The free workshops, which finish Wednesday afternoon, are not open to the public but State Historic Preservation Office Director Sean Krigger said Tuesday that they are being recorded and aired on local television stations such as the Government Access Channel.
The Division of Virgin Islands Cultural Education under the Education Department has been tapped to tape the sessions and Krigger said local students will be given the chance to see them.
Historic Preservation and the Division of Libraries, Archives and Museums under Planning and Natural Resources are partners in this week’s event, which they called a “two-day information exchange” meant to highlight the Caribbean’s role in the triangular slave trade and how they served as a hub for the movement of not only people, but goods and ideas.

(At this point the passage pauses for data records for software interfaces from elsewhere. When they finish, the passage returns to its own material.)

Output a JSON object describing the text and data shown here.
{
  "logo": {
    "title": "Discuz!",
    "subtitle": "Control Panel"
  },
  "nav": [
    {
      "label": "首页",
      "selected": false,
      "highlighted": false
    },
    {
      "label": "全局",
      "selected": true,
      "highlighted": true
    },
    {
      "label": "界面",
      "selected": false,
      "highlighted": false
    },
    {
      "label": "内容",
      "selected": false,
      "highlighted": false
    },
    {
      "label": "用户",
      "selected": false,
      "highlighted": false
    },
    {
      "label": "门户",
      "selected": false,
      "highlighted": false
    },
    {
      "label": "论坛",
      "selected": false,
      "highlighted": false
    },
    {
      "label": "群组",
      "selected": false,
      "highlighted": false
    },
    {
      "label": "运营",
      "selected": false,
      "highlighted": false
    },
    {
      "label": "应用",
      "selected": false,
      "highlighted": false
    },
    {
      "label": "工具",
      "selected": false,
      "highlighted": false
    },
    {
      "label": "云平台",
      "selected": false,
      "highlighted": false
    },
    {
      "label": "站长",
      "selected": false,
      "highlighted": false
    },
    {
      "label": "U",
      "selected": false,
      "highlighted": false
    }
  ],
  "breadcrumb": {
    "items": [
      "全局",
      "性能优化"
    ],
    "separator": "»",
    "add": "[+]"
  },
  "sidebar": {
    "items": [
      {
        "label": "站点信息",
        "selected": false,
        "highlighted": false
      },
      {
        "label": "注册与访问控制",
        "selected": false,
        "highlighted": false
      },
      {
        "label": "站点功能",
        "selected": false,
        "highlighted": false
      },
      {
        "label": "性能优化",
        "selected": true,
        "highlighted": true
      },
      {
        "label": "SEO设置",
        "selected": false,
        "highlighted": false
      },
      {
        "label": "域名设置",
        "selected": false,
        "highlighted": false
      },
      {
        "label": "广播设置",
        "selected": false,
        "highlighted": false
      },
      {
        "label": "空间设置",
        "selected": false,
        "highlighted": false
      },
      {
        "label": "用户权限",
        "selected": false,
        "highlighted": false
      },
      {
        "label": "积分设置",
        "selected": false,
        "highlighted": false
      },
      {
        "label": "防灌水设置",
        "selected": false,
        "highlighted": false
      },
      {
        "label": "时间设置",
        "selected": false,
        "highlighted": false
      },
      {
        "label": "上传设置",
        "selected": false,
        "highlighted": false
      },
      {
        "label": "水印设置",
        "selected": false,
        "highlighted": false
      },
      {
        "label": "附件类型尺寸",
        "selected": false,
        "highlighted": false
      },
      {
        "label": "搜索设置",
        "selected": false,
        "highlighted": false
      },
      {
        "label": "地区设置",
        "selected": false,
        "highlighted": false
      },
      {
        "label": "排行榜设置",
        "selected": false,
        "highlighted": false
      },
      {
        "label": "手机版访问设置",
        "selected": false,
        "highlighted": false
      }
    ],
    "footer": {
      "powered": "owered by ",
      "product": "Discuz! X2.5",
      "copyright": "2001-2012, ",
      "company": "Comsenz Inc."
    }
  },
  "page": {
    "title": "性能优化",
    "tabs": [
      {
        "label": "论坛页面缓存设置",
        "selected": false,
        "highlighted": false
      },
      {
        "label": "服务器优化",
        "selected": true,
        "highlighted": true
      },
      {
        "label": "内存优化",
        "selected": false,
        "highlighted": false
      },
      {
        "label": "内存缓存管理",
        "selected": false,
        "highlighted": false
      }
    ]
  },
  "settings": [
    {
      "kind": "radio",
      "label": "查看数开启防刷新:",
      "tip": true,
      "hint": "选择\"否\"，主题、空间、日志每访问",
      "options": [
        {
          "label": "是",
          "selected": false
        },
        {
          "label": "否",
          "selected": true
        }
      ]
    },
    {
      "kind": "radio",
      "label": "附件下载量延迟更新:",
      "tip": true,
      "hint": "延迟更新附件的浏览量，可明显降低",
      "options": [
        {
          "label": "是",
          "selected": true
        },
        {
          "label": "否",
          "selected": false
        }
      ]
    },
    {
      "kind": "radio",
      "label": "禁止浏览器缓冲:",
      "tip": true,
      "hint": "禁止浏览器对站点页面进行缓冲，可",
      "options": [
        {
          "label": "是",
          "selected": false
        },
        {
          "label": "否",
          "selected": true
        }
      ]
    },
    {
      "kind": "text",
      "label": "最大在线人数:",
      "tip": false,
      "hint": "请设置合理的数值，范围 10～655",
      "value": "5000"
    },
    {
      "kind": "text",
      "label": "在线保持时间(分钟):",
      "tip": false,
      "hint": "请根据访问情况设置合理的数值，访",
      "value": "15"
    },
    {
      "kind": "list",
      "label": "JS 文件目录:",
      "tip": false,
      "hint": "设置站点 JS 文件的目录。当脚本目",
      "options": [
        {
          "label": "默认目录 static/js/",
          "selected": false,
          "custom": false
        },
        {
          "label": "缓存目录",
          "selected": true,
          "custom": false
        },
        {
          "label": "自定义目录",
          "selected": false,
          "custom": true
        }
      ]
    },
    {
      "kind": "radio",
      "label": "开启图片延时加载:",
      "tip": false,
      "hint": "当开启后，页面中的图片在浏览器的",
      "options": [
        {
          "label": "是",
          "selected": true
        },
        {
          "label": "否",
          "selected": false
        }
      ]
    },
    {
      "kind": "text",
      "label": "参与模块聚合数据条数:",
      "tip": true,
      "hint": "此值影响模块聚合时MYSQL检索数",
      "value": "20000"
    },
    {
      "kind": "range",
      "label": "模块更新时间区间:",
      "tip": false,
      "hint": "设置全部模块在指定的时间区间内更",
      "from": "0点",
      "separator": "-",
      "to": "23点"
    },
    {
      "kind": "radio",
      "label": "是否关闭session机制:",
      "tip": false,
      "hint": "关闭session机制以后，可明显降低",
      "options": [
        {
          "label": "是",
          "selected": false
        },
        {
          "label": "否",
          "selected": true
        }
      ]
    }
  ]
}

Funded by the Riksbankens Jubileumsfond of Sweden (The Swedish Psychotrauma Society) the sessions also look at the colonial relationship between the Caribbean islands and countries such as Sweden, Denmark and Scandinavia.
“Three months ago, the group contacted us to organize a tour of the fort (Ford Christian) and when we heard what they were proposing to present, we knew we had to partner with them,” Krigger said.
“This is something that is definitely important to the community. We have a shared history and a shared interest and we felt that we needed to help bring this information to the public’s attention.”
For organizer Jonas Nordin, associate professor at the Swedish History Museum, the workshops also give researchers from across the world a chance to come together and share the information they have been gathering about European interests in the region and their influence on everything from health care practices to the exchange of money and other commodities brought over.
Nordin said that for years research into these topics has been conducted separately and forums such as this give the researchers a chance to come together, present their findings and come up with other platforms for discussion.
“The Virgin Islands was a Danish colony for such a long period and looking at issues on the exploitation of the Caribbean will bring in narratives, stories about the symbiotic relationship with Sweden and other nearby countries,” Nordin said. “That’s why it is advantageous to have it here, where there are also resources available that we can use and share.”
Organizers selected historians, archaeologists, anthropologists and scholars from around the world to participate, Nordin added.
The workshops continue through Wednesday on St. Thomas and Krigger said DPNR and Historic Preservation will be looking to partner or co-organize more events as 2017 Transfer Day ceremonies approach.